Below is my new oil painting, a study I’m calling “Bird.” Hope you enjoy!
Gustav Klimt has long been my favorite artist and a major source of artistic inspiration. His work is intricately decorative, richly detailed with gold leaf, hues of orange, brown, green, speckles of blue, red, yellow, purple; it’s ingenuously erotic, and, more often than not revolves around one femme fatale or another.
Makes me swoon just thinking about it!
The painting below is my way of paying homage to an incredible artist. Like flowers, I plucked and rendered the three figures from Klimt’s painting “Goldfish” to create “Flowers for Klimt.” While mine does not at all resemble the brilliance of a Klimt painting, the central figure is unmistakably Klimt’s– with an L.E. Amatulli twist, or course. Hope you enjoy!
As some of you may know, I’ve been working on building a portfolio worthy of approaching a gallery with for some time now. The target date to begin marketing myself as an artist has been tentatively set for fall of 2012, but when a friend asked me to be the featured artist at Seven Elephants Coffee in St. Cloud for the upcoming Art Crawl (Friday, June 15), of course I jumped at the opportunity.
I’m considering it a preview of sorts, since my collection to this point is incomplete. My ultimate goal is to have a tightly cohesive body of work to showcase; but for now I’ll be showing a slew of very different styles of work, from realistic pencil drawings, to surreal paintings, to the ethereal. It might be a bit disjointed, but isn’t everything in life a bit of that? And shouldn’t art reflect the truth? (did my tongue in my cheek translate through the text??)

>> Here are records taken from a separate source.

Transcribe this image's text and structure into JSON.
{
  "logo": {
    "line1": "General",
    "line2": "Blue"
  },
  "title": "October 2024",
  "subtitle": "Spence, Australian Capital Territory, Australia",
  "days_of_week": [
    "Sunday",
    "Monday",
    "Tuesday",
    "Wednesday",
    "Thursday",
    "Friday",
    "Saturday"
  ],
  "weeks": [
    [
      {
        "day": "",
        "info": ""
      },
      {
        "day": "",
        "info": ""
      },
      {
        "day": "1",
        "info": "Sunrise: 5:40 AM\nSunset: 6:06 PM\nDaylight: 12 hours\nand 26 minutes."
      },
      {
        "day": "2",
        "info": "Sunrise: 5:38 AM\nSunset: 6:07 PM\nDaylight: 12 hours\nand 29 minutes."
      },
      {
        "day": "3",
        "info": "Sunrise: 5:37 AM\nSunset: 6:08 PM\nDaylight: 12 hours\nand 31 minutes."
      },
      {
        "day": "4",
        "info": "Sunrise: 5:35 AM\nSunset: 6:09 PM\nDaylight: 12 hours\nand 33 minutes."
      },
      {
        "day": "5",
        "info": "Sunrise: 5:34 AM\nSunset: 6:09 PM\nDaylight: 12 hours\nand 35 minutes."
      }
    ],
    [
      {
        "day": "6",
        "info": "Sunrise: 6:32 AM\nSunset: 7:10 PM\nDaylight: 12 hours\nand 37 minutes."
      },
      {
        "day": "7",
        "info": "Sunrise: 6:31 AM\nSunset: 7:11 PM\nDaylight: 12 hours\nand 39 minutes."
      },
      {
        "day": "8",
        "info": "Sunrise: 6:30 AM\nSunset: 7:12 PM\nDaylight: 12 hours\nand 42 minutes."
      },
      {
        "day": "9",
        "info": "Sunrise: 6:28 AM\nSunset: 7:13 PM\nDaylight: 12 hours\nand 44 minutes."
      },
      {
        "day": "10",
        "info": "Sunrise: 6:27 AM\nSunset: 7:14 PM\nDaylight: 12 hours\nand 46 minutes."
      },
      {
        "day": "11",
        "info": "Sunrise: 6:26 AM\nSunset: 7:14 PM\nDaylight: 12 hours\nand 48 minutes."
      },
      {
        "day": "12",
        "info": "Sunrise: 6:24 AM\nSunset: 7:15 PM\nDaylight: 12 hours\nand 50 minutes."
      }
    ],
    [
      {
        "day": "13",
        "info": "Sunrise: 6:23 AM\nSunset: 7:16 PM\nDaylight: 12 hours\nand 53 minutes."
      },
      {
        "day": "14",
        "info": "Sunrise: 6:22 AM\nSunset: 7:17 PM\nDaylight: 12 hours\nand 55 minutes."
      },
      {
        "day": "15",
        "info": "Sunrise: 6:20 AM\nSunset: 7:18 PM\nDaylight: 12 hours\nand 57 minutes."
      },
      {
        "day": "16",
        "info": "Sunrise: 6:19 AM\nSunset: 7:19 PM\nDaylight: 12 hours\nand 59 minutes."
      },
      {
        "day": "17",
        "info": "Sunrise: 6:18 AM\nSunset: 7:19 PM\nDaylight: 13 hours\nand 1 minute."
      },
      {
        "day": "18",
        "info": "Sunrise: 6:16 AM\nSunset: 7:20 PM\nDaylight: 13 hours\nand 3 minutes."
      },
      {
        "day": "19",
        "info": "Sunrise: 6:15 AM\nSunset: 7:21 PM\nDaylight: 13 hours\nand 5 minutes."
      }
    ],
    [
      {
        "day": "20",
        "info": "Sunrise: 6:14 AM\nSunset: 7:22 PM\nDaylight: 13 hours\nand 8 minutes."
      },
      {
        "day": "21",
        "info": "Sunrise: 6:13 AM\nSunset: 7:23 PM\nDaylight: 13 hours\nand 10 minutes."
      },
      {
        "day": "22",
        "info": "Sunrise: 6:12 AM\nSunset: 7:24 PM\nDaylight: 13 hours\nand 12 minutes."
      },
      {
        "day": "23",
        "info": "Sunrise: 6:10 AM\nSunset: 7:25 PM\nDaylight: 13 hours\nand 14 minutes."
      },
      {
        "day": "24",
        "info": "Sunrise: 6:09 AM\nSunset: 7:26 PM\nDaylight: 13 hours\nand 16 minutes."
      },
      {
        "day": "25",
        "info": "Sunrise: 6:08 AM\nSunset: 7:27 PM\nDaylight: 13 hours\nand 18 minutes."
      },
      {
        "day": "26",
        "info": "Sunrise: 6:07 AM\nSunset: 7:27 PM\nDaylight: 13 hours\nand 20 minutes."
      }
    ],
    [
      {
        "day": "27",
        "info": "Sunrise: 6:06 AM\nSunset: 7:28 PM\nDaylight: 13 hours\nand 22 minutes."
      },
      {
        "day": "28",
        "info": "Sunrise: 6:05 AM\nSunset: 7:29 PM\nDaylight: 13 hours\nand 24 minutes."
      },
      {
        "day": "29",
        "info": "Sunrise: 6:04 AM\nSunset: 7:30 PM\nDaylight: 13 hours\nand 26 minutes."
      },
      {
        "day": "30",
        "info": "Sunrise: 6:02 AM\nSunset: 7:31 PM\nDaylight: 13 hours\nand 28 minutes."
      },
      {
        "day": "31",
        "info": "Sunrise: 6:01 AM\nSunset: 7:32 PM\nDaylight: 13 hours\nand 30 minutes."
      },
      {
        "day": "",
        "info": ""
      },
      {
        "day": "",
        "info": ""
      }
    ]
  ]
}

Here are a few fun little items that I’ve been working on:
Oodles of mini Giclee prints on canvas, packaged in black organza bags
A little business card box, painted black, varnished, and decorated with a paper flower
Sculpture is something that I’ve always been interested in, and as far back as I can remember, I would sit for hours upon hours just completely immersed in sculpting little human heads and busts out of Sculpey clay. So I decided to combine two art forms that I love: Painting and sculpture. The result is my new painting, “Separation of Earth and State;” the head and breast are little sculptures that I mounted onto the canvas and painted. It was such a fun and interesting process, something I’ll surely try again.
I recently watched the documentary, “Jean-Michel Basquiat: The Radiant Child,” and was creatively inspired, to say the least! Basquiat’s paintings are filled with bold color, child-like drawings, and meaning usually surrounding themes of oppression, sometimes pertaining to his personal life, but mostly depicting a profound distaste for politics and social class. Pretty astonishing to know he was able at such a young age to perceive the world through such capacious eyes!
His story, like that of many artists, is a tragic one; he died from a heroine overdose shortly after a precocious rise to fame. He went from a teenage runaway, sleeping on park benches and living under cardboard boxes in Washington Square Park, to a successful, highbrow artist in a matter of a few short years, which must have been fantastic in a lot of ways, but surely not without a great deal of baggage……
Watching this film and reacquainting myself with the amazing work of Basquiat has inspired me to explore a freer style of painting, not confined by the constraints of a beautiful face, or a form that requires every angle to be just so– but not before doing a realistic portrait first. Haha